Chun, S. H. et al. Interplay between carrier and impurity concentrations in annealed Ga1–xMnxAs: intrinsic anomalous Hall effect. Phys. Rev. Lett. 98, 026601 (2007)
Onose, Y. & Tokura, Y. Doping dependence of the anomalous Hall effect in La1–xSrxCoO3 . Phys. Rev. B 73, 174421 (2006)
Sürgers, C., Fischer, G., Winkel, P. & v. Löhneysen, H. Large topological Hall effect in the non-collinear phase of an antiferromagnet. Nature Commun. 5, 3400 (2014)

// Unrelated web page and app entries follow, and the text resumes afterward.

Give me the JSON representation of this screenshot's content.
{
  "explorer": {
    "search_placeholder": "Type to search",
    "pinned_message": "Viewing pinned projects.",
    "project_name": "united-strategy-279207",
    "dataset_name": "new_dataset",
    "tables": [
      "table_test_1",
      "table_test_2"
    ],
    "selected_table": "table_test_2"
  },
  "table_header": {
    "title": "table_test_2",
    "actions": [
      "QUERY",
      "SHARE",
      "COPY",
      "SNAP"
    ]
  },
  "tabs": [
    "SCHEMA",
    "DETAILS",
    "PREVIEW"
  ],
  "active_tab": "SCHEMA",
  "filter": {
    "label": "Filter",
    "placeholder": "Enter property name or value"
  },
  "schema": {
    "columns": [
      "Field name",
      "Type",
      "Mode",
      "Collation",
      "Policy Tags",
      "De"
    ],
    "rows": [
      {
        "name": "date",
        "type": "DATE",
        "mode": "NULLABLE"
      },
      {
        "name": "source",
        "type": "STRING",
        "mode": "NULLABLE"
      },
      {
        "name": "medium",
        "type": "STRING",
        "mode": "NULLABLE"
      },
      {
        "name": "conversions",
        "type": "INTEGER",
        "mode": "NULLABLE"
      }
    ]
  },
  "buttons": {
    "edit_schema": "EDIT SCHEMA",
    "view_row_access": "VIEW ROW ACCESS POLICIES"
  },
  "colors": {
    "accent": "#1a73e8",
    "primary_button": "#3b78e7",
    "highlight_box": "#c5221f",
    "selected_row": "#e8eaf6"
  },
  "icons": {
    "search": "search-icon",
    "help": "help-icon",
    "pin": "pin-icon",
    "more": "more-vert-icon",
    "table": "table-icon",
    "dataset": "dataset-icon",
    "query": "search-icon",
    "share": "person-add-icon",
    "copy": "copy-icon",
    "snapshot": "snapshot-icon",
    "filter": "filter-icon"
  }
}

We thank M. Ikhlas and A. Nevidomskyy for discussions. This work was partially supported by PRESTO, by the Japan Science and Technology Agency, by Grants-in-Aid for Scientific Research (no. 25707030) and the Program for Advancing Strategic International Networks to Accelerate the Circulation of Talented Researchers (no. R2604), and by Grants-in-Aid for Scientific Research on Innovative Areas (15H05882, 15H05883) from the Japanese Society for the Promotion of Science. The use of the facilities of the Materials Design and Characterization Laboratory at the Institute for Solid State Physics, The University of Tokyo, is acknowledged.
The authors declare no competing financial interests.
Extended data figures and tables
a–d, Examples of normal (a, b) and inverse (c, d) triangular spin structures. An inverse triangular spin structure has the opposite sign of the vector spin chirality to a normal one. As each Mn moment has the local easy-axis parallel to the direction towards its in-plane nearest-neighbour Sn sites, the case shown in d is realized in Mn3Sn (refs 10, 11, 12).
Extended Data Figure 2 Estimation of the ordinary Hall effect using the c-axis components of the Hall resistivity.
a, b, Temperature dependence of the Hall resistivity divided by B, ρH/B (a), and the susceptibility M/B obtained under a field of 0.1 T along the c axis (b). Measurements were made above T = 50 K, where no spontaneous components were observed. c, Plot of ρH/B versus M/B; here the temperature is an implicit parameter. The solid line indicates a linear fit to equation (1), with defined in Methods.
Figure shows anisotropic isothermal curves of as a function of M at 300 K.
About this article
Cite this article
Nakatsuji, S., Kiyohara, N. & Higo, T. Large anomalous Hall effect in a non-collinear antiferromagnet at room temperature. Nature 527, 212–215 (2015). https://doi.org/10.1038/nature15723
Prototype fabrication and performance evaluation of a thermoelectric module operating with the Nernst effect
Optical Hall response in spin-orbit coupled metals: Comparative study of magnetic cluster monopole, quadrupole, and toroidal orders
Physical Review B (2021)
Physical Review B (2021)
Journal of the Physical Society of Japan (2021)
Nature Materials (2021)